Stored data
________________

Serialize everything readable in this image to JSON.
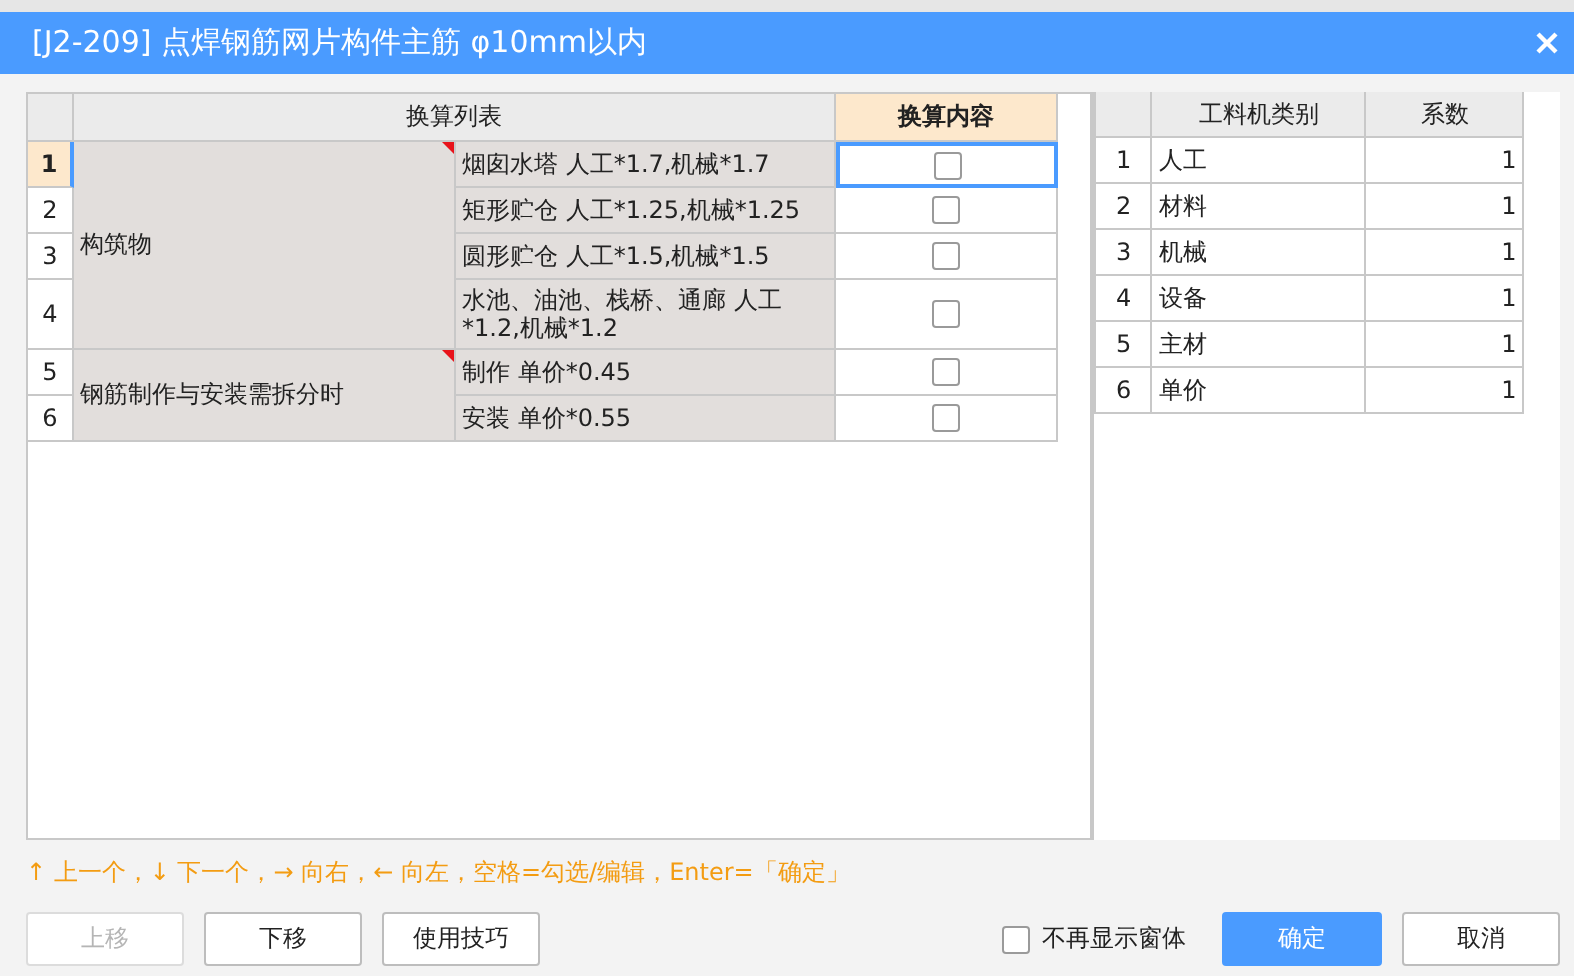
{
  "window": {
    "title": "[J2-209] 点焊钢筋网片构件主筋 φ10mm以内"
  },
  "conversion_table": {
    "columns": [
      "换算列表",
      "换算内容"
    ],
    "groups": [
      {
        "label": "构筑物",
        "has_note": true,
        "rows": [
          {
            "number": "1",
            "text": "烟囱水塔 人工*1.7,机械*1.7",
            "checked": false,
            "selected": true
          },
          {
            "number": "2",
            "text": "矩形贮仓 人工*1.25,机械*1.25",
            "checked": false,
            "selected": false
          },
          {
            "number": "3",
            "text": "圆形贮仓 人工*1.5,机械*1.5",
            "checked": false,
            "selected": false
          },
          {
            "number": "4",
            "text": "水池、油池、栈桥、通廊 人工*1.2,机械*1.2",
            "checked": false,
            "selected": false
          }
        ]
      },
      {
        "label": "钢筋制作与安装需拆分时",
        "has_note": true,
        "rows": [
          {
            "number": "5",
            "text": "制作 单价*0.45",
            "checked": false,
            "selected": false
          },
          {
            "number": "6",
            "text": "安装 单价*0.55",
            "checked": false,
            "selected": false
          }
        ]
      }
    ]
  },
  "coefficient_table": {
    "columns": [
      "工料机类别",
      "系数"
    ],
    "rows": [
      {
        "number": "1",
        "category": "人工",
        "value": "1"
      },
      {
        "number": "2",
        "category": "材料",
        "value": "1"
      },
      {
        "number": "3",
        "category": "机械",
        "value": "1"
      },
      {
        "number": "4",
        "category": "设备",
        "value": "1"
      },
      {
        "number": "5",
        "category": "主材",
        "value": "1"
      },
      {
        "number": "6",
        "category": "单价",
        "value": "1"
      }
    ]
  },
  "hint": "↑ 上一个，↓ 下一个，→ 向右，← 向左，空格=勾选/编辑，Enter=「确定」",
  "left_buttons": [
    {
      "label": "上移",
      "disabled": true
    },
    {
      "label": "下移",
      "disabled": false
    },
    {
      "label": "使用技巧",
      "disabled": false
    }
  ],
  "dont_show_again": {
    "label": "不再显示窗体",
    "checked": false
  },
  "right_buttons": [
    {
      "label": "确定",
      "kind": "primary"
    },
    {
      "label": "取消",
      "kind": "default"
    }
  ]
}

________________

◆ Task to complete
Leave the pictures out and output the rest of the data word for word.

◆ Finished task
Serialize everything readable in this image to JSON.
{
  "window": {
    "title": "[J2-209] 点焊钢筋网片构件主筋 φ10mm以内"
  },
  "conversion_table": {
    "columns": [
      "换算列表",
      "换算内容"
    ],
    "groups": [
      {
        "label": "构筑物",
        "has_note": true,
        "rows": [
          {
            "number": "1",
            "text": "烟囱水塔 人工*1.7,机械*1.7",
            "checked": false,
            "selected": true
          },
          {
            "number": "2",
            "text": "矩形贮仓 人工*1.25,机械*1.25",
            "checked": false,
            "selected": false
          },
          {
            "number": "3",
            "text": "圆形贮仓 人工*1.5,机械*1.5",
            "checked": false,
            "selected": false
          },
          {
            "number": "4",
            "text": "水池、油池、栈桥、通廊 人工*1.2,机械*1.2",
            "checked": false,
            "selected": false
          }
        ]
      },
      {
        "label": "钢筋制作与安装需拆分时",
        "has_note": true,
        "rows": [
          {
            "number": "5",
            "text": "制作 单价*0.45",
            "checked": false,
            "selected": false
          },
          {
            "number": "6",
            "text": "安装 单价*0.55",
            "checked": false,
            "selected": false
          }
        ]
      }
    ]
  },
  "coefficient_table": {
    "columns": [
      "工料机类别",
      "系数"
    ],
    "rows": [
      {
        "number": "1",
        "category": "人工",
        "value": "1"
      },
      {
        "number": "2",
        "category": "材料",
        "value": "1"
      },
      {
        "number": "3",
        "category": "机械",
        "value": "1"
      },
      {
        "number": "4",
        "category": "设备",
        "value": "1"
      },
      {
        "number": "5",
        "category": "主材",
        "value": "1"
      },
      {
        "number": "6",
        "category": "单价",
        "value": "1"
      }
    ]
  },
  "hint": "↑ 上一个，↓ 下一个，→ 向右，← 向左，空格=勾选/编辑，Enter=「确定」",
  "left_buttons": [
    {
      "label": "上移",
      "disabled": true
    },
    {
      "label": "下移",
      "disabled": false
    },
    {
      "label": "使用技巧",
      "disabled": false
    }
  ],
  "dont_show_again": {
    "label": "不再显示窗体",
    "checked": false
  },
  "right_buttons": [
    {
      "label": "确定",
      "kind": "primary"
    },
    {
      "label": "取消",
      "kind": "default"
    }
  ]
}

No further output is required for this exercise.